=== What is expected ===
Look through the data for the string "两个实数变元的平方情形". Copy every line where it is found.

######

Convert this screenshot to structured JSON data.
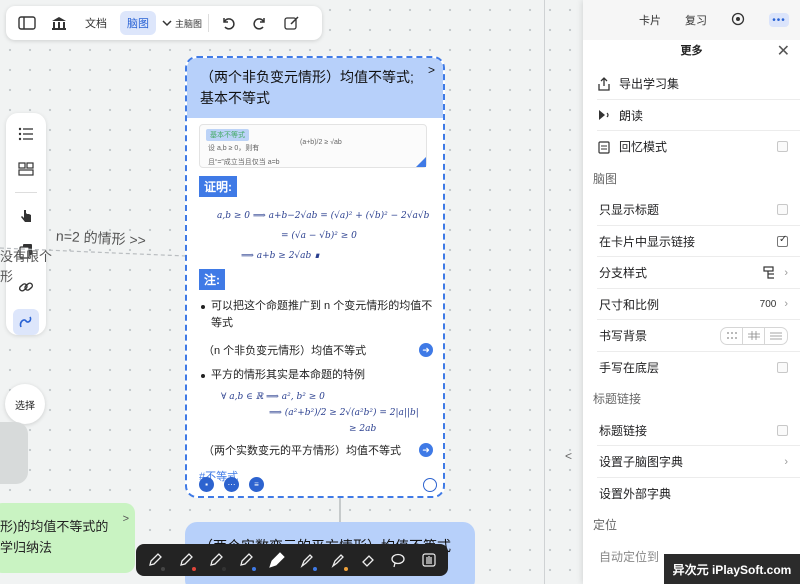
{
  "toolbar": {
    "tab_doc": "文档",
    "tab_mindmap": "脑图",
    "mindmap_select": "主脑图"
  },
  "left_tools": {
    "select_label": "选择"
  },
  "canvas": {
    "edge_label": "n=2 的情形 >>",
    "edge_partial": "没有限个\n形",
    "green_node_text": "形)的均值不等式的\n学归纳法",
    "card2_title": "（两个实数变元的平方情形）均值不等式"
  },
  "card": {
    "title": "（两个非负变元情形）均值不等式;\n基本不等式",
    "thumb": {
      "tag": "基本不等式",
      "line1": "设 a,b ≥ 0，则有",
      "formula": "(a+b)/2 ≥ √ab",
      "line2": "且“=”成立当且仅当 a=b"
    },
    "proof_tag": "证明:",
    "proof_lines": [
      "a,b ≥ 0 ⟹ a+b−2√ab = (√a)² + (√b)² − 2√a√b",
      "= (√a − √b)² ≥ 0",
      "⟹ a+b ≥ 2√ab  ∎"
    ],
    "note_tag": "注:",
    "bullet1": "可以把这个命题推广到 n 个变元情形的均值不等式",
    "link1": "（n 个非负变元情形）均值不等式",
    "bullet2": "平方的情形其实是本命题的特例",
    "hw_lines": [
      "∀ a,b ∈ ℝ ⟹ a², b² ≥ 0",
      "⟹ (a²+b²)/2 ≥ 2√(a²b²) = 2|a||b|",
      "≥ 2ab"
    ],
    "link2": "（两个实数变元的平方情形）均值不等式",
    "hashtag": "#不等式",
    "arrow": ">"
  },
  "panel": {
    "tabs": [
      "卡片",
      "复习"
    ],
    "title": "更多",
    "rows": [
      {
        "label": "导出学习集",
        "kind": "icon-row",
        "icon": "export-icon"
      },
      {
        "label": "朗读",
        "kind": "icon-row",
        "icon": "speaker-icon"
      },
      {
        "label": "回忆模式",
        "kind": "icon-row",
        "icon": "clipboard-icon",
        "checked": false
      },
      {
        "label": "脑图",
        "kind": "group"
      },
      {
        "label": "只显示标题",
        "kind": "check",
        "checked": false
      },
      {
        "label": "在卡片中显示链接",
        "kind": "check",
        "checked": true
      },
      {
        "label": "分支样式",
        "kind": "nav",
        "icon": "branch-style-icon"
      },
      {
        "label": "尺寸和比例",
        "kind": "nav",
        "value": "700"
      },
      {
        "label": "书写背景",
        "kind": "segment"
      },
      {
        "label": "手写在底层",
        "kind": "check",
        "checked": false
      },
      {
        "label": "标题链接",
        "kind": "group"
      },
      {
        "label": "标题链接",
        "kind": "check",
        "checked": false
      },
      {
        "label": "设置子脑图字典",
        "kind": "nav"
      },
      {
        "label": "设置外部字典",
        "kind": "plain"
      },
      {
        "label": "定位",
        "kind": "group"
      },
      {
        "label": "自动定位到",
        "kind": "plain"
      }
    ]
  },
  "watermark": "异次元 iPlaySoft.com",
  "colors": {
    "accent": "#3f7ae6",
    "card_header": "#b7d0fa",
    "green_node": "#c9f3c2",
    "drawbar": "#232323"
  }
}
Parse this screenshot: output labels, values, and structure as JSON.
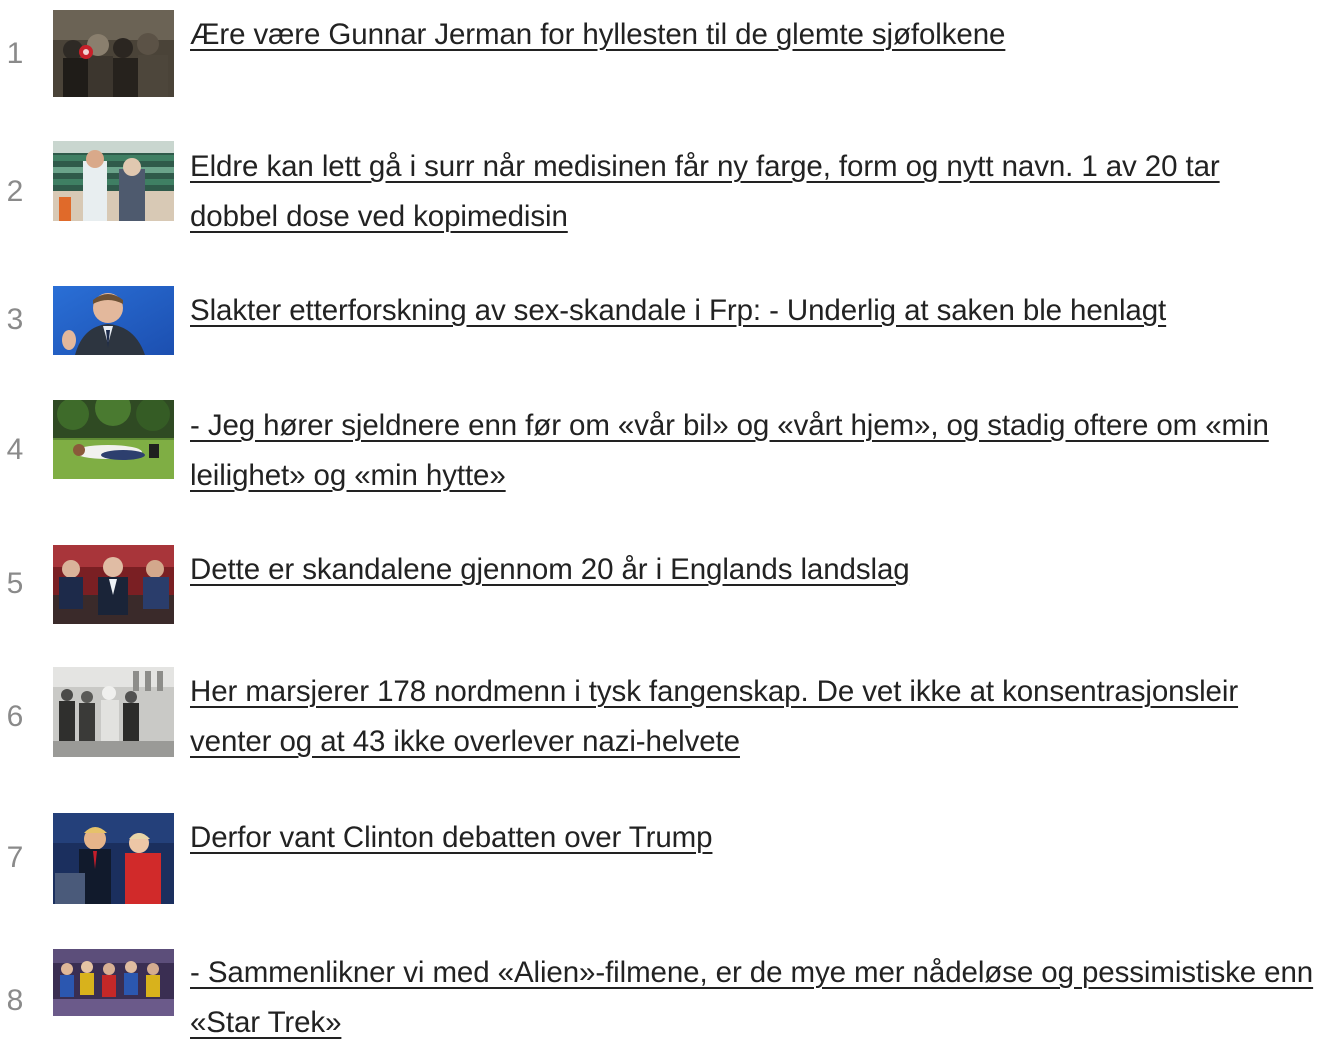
{
  "articles": [
    {
      "rank": "1",
      "title": "Ære være Gunnar Jerman for hyllesten til de glemte sjøfolkene"
    },
    {
      "rank": "2",
      "title": "Eldre kan lett gå i surr når medisinen får ny farge, form og nytt navn. 1 av 20 tar dobbel dose ved kopimedisin"
    },
    {
      "rank": "3",
      "title": "Slakter etterforskning av sex-skandale i Frp: - Underlig at saken ble henlagt"
    },
    {
      "rank": "4",
      "title": "- Jeg hører sjeldnere enn før om «vår bil» og «vårt hjem», og stadig oftere om «min leilighet» og «min hytte»"
    },
    {
      "rank": "5",
      "title": "Dette er skandalene gjennom 20 år i Englands landslag"
    },
    {
      "rank": "6",
      "title": "Her marsjerer 178 nordmenn i tysk fangenskap. De vet ikke at konsentrasjonsleir venter og at 43 ikke overlever nazi-helvete"
    },
    {
      "rank": "7",
      "title": "Derfor vant Clinton debatten over Trump"
    },
    {
      "rank": "8",
      "title": "- Sammenlikner vi med «Alien»-filmene, er de mye mer nådeløse og pessimistiske enn «Star Trek»"
    }
  ]
}
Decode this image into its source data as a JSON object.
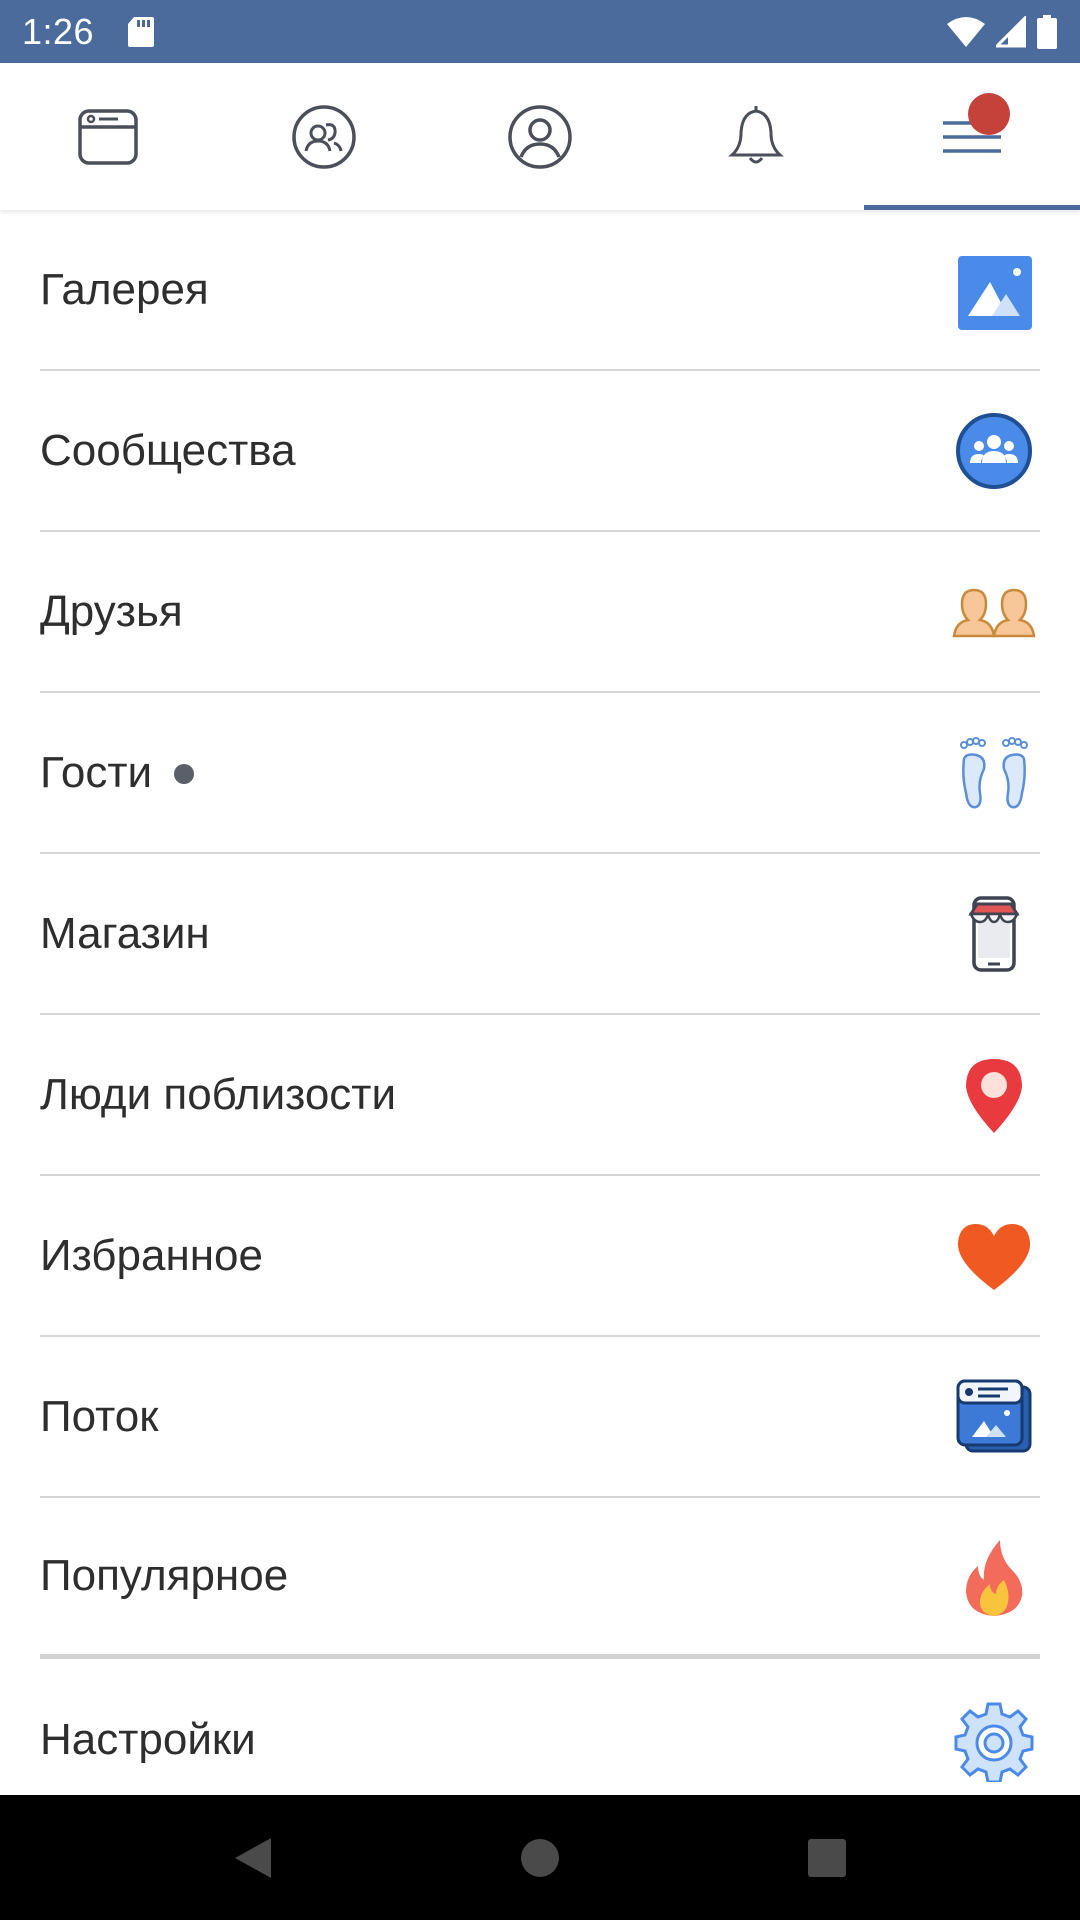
{
  "status_bar": {
    "time": "1:26"
  },
  "tabs": [
    {
      "icon": "feed-icon"
    },
    {
      "icon": "friends-circle-icon"
    },
    {
      "icon": "profile-icon"
    },
    {
      "icon": "bell-icon"
    },
    {
      "icon": "menu-icon",
      "active": true,
      "has_notification": true
    }
  ],
  "menu": {
    "items": [
      {
        "label": "Галерея",
        "icon": "gallery-icon"
      },
      {
        "label": "Сообщества",
        "icon": "communities-icon"
      },
      {
        "label": "Друзья",
        "icon": "friends-icon"
      },
      {
        "label": "Гости",
        "icon": "footprints-icon",
        "has_dot": true
      },
      {
        "label": "Магазин",
        "icon": "shop-icon"
      },
      {
        "label": "Люди поблизости",
        "icon": "location-pin-icon"
      },
      {
        "label": "Избранное",
        "icon": "heart-icon"
      },
      {
        "label": "Поток",
        "icon": "stream-icon"
      },
      {
        "label": "Популярное",
        "icon": "fire-icon"
      },
      {
        "label": "Настройки",
        "icon": "settings-gear-icon"
      }
    ]
  },
  "colors": {
    "brand": "#4a6b9b",
    "notification": "#c5423a"
  }
}
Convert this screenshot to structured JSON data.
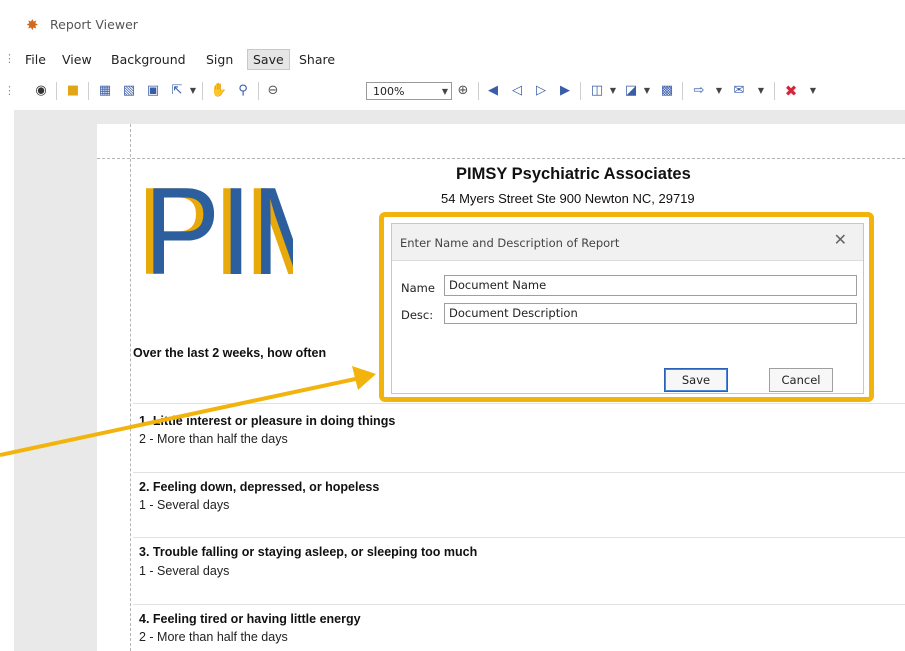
{
  "window": {
    "title": "Report Viewer",
    "app_icon": "maple-leaf-icon"
  },
  "menu": {
    "items": [
      {
        "label": "File"
      },
      {
        "label": "View"
      },
      {
        "label": "Background"
      },
      {
        "label": "Sign"
      },
      {
        "label": "Save",
        "active": true
      },
      {
        "label": "Share"
      }
    ]
  },
  "toolbar": {
    "zoom_value": "100%",
    "icons": [
      "search-binoculars-icon",
      "open-folder-icon",
      "print-icon",
      "quick-print-icon",
      "page-setup-icon",
      "scale-icon",
      "hand-tool-icon",
      "magnifier-icon",
      "zoom-out-icon",
      "zoom-in-icon",
      "first-page-icon",
      "previous-page-icon",
      "next-page-icon",
      "last-page-icon",
      "multiple-pages-icon",
      "page-color-icon",
      "watermark-icon",
      "export-icon",
      "send-email-icon",
      "close-preview-icon"
    ]
  },
  "report": {
    "logo_text": "PIMSY",
    "practice_name": "PIMSY Psychiatric Associates",
    "practice_address": "54 Myers Street Ste 900  Newton NC, 29719",
    "question_intro": "Over the last 2 weeks, how often",
    "questions": [
      {
        "title": "1.  Little interest or pleasure in doing things",
        "answer": "2 - More than half the days"
      },
      {
        "title": "2.  Feeling down, depressed, or hopeless",
        "answer": "1 - Several days"
      },
      {
        "title": "3.  Trouble falling or staying asleep, or sleeping too much",
        "answer": "1 - Several days"
      },
      {
        "title": "4.  Feeling tired or having little energy",
        "answer": "2 - More than half the days"
      }
    ]
  },
  "dialog": {
    "title": "Enter Name and Description of Report",
    "name_label": "Name",
    "name_value": "Document Name",
    "desc_label": "Desc:",
    "desc_value": "Document Description",
    "save_label": "Save",
    "cancel_label": "Cancel"
  },
  "colors": {
    "highlight": "#f2b40c",
    "toolbar_icon": "#3a5da8",
    "logo_blue": "#2d5e9e",
    "logo_gold": "#e8a90a"
  }
}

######

=== Finished exercise ===
    "card2_title": "（两个实数变元的平方情形）均值不等式"
    "link2": "（两个实数变元的平方情形）均值不等式",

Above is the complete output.